# EXERCISE DIRECTIONS
Make an exact copy of the whole listing, but leave its pictures out.

# EXTRACTED INFORMATION
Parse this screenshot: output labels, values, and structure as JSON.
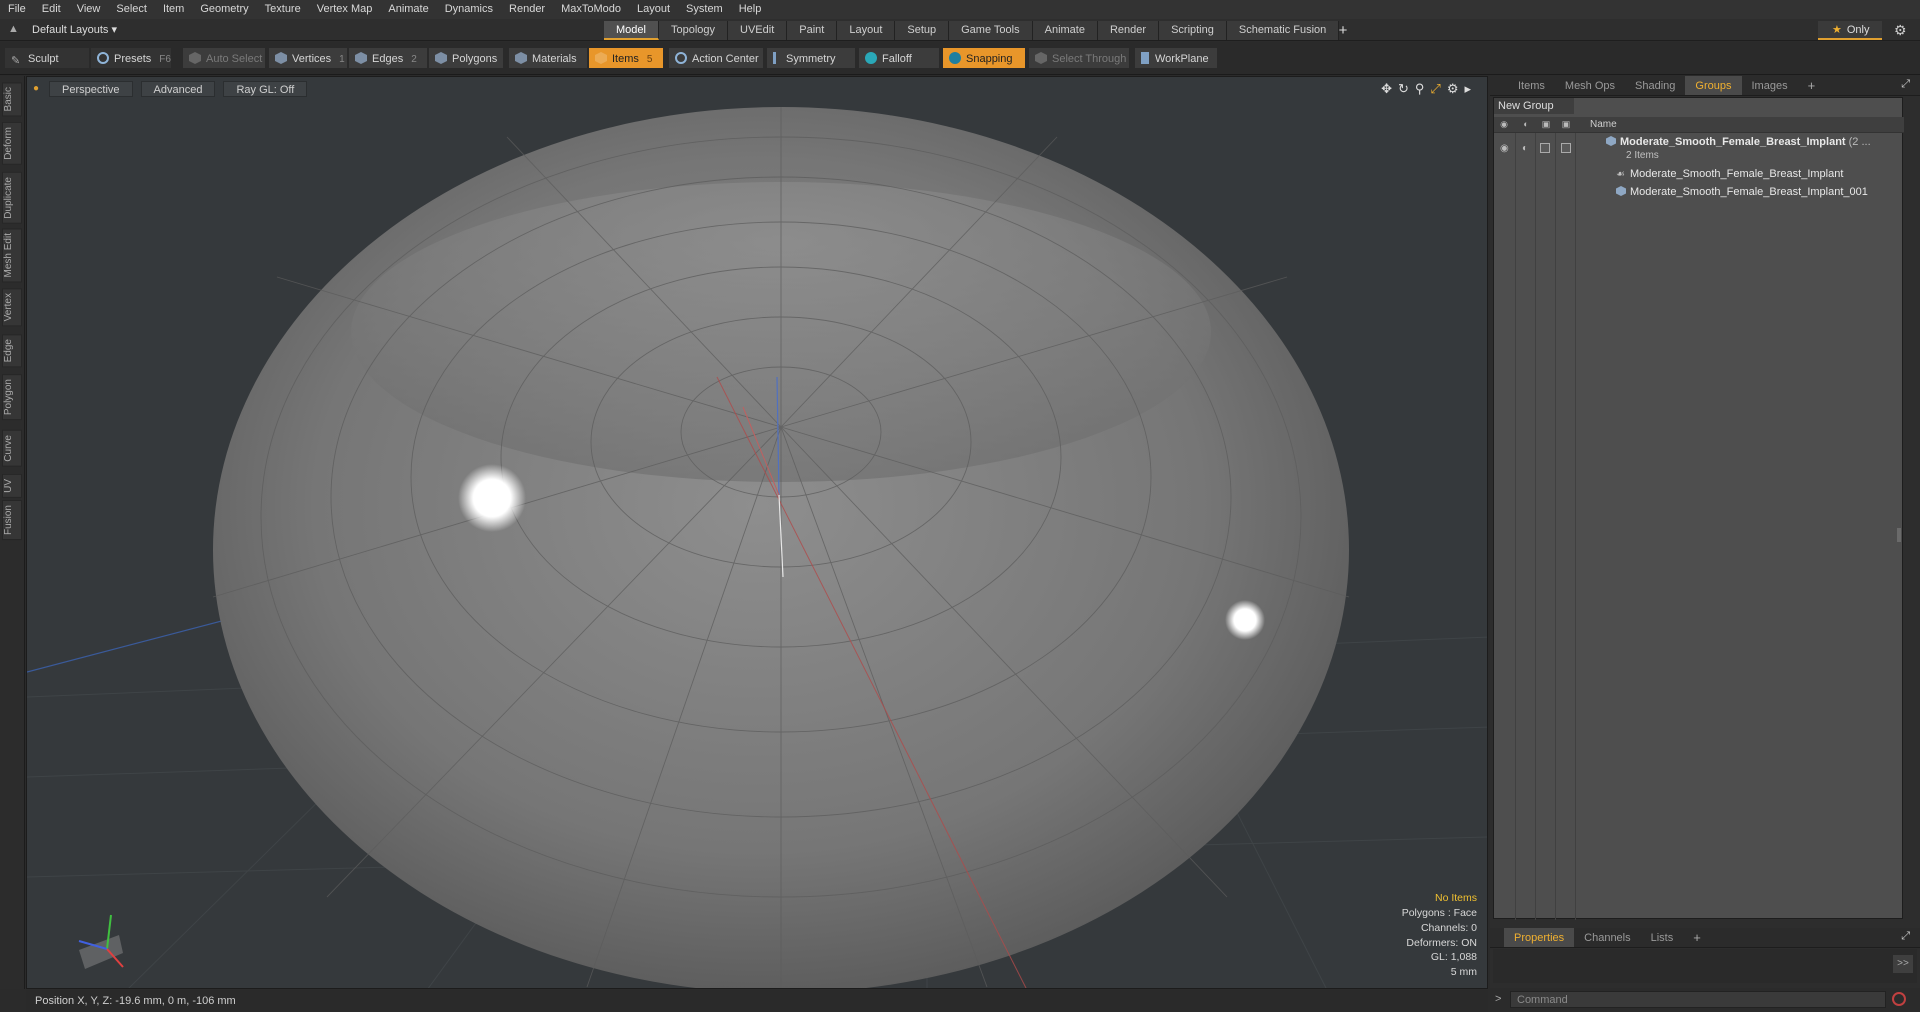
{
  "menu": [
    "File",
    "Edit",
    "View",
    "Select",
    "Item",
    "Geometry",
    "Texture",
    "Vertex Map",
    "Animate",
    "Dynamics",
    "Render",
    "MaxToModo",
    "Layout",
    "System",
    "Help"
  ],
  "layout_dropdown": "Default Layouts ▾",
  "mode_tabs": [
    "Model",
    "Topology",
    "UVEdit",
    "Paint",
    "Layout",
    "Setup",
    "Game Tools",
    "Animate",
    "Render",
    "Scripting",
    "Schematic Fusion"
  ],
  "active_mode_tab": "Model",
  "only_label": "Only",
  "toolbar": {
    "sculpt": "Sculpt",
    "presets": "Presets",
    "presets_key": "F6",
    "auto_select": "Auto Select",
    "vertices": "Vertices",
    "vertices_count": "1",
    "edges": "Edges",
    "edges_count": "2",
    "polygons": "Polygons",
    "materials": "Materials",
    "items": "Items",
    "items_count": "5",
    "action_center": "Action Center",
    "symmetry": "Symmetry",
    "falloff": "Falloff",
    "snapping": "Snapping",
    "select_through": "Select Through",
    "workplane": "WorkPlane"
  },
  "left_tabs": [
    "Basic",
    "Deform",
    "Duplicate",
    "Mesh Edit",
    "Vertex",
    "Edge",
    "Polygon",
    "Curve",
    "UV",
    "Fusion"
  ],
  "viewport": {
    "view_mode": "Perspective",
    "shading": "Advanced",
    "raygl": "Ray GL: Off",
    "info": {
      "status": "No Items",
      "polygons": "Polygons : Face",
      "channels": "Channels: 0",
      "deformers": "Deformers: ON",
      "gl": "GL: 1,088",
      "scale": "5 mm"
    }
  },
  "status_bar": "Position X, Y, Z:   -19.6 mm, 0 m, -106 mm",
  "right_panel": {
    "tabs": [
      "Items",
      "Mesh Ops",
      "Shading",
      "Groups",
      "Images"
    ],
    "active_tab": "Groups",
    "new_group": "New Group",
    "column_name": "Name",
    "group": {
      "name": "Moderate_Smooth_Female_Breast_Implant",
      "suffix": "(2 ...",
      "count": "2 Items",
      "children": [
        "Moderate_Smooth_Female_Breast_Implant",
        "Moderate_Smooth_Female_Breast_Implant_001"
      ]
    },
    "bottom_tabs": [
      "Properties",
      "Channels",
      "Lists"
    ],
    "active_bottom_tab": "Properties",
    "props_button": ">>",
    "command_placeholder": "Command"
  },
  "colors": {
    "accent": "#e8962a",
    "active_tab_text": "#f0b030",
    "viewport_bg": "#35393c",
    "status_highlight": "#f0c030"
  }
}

# OUTPUT BELOW
Parse this screenshot: output labels, values, and structure as JSON.
{
  "menu": [
    "File",
    "Edit",
    "View",
    "Select",
    "Item",
    "Geometry",
    "Texture",
    "Vertex Map",
    "Animate",
    "Dynamics",
    "Render",
    "MaxToModo",
    "Layout",
    "System",
    "Help"
  ],
  "layout_dropdown": "Default Layouts ▾",
  "mode_tabs": [
    "Model",
    "Topology",
    "UVEdit",
    "Paint",
    "Layout",
    "Setup",
    "Game Tools",
    "Animate",
    "Render",
    "Scripting",
    "Schematic Fusion"
  ],
  "active_mode_tab": "Model",
  "only_label": "Only",
  "toolbar": {
    "sculpt": "Sculpt",
    "presets": "Presets",
    "presets_key": "F6",
    "auto_select": "Auto Select",
    "vertices": "Vertices",
    "vertices_count": "1",
    "edges": "Edges",
    "edges_count": "2",
    "polygons": "Polygons",
    "materials": "Materials",
    "items": "Items",
    "items_count": "5",
    "action_center": "Action Center",
    "symmetry": "Symmetry",
    "falloff": "Falloff",
    "snapping": "Snapping",
    "select_through": "Select Through",
    "workplane": "WorkPlane"
  },
  "left_tabs": [
    "Basic",
    "Deform",
    "Duplicate",
    "Mesh Edit",
    "Vertex",
    "Edge",
    "Polygon",
    "Curve",
    "UV",
    "Fusion"
  ],
  "viewport": {
    "view_mode": "Perspective",
    "shading": "Advanced",
    "raygl": "Ray GL: Off",
    "info": {
      "status": "No Items",
      "polygons": "Polygons : Face",
      "channels": "Channels: 0",
      "deformers": "Deformers: ON",
      "gl": "GL: 1,088",
      "scale": "5 mm"
    }
  },
  "status_bar": "Position X, Y, Z:   -19.6 mm, 0 m, -106 mm",
  "right_panel": {
    "tabs": [
      "Items",
      "Mesh Ops",
      "Shading",
      "Groups",
      "Images"
    ],
    "active_tab": "Groups",
    "new_group": "New Group",
    "column_name": "Name",
    "group": {
      "name": "Moderate_Smooth_Female_Breast_Implant",
      "suffix": "(2 ...",
      "count": "2 Items",
      "children": [
        "Moderate_Smooth_Female_Breast_Implant",
        "Moderate_Smooth_Female_Breast_Implant_001"
      ]
    },
    "bottom_tabs": [
      "Properties",
      "Channels",
      "Lists"
    ],
    "active_bottom_tab": "Properties",
    "props_button": ">>",
    "command_placeholder": "Command"
  },
  "colors": {
    "accent": "#e8962a",
    "active_tab_text": "#f0b030",
    "viewport_bg": "#35393c",
    "status_highlight": "#f0c030"
  }
}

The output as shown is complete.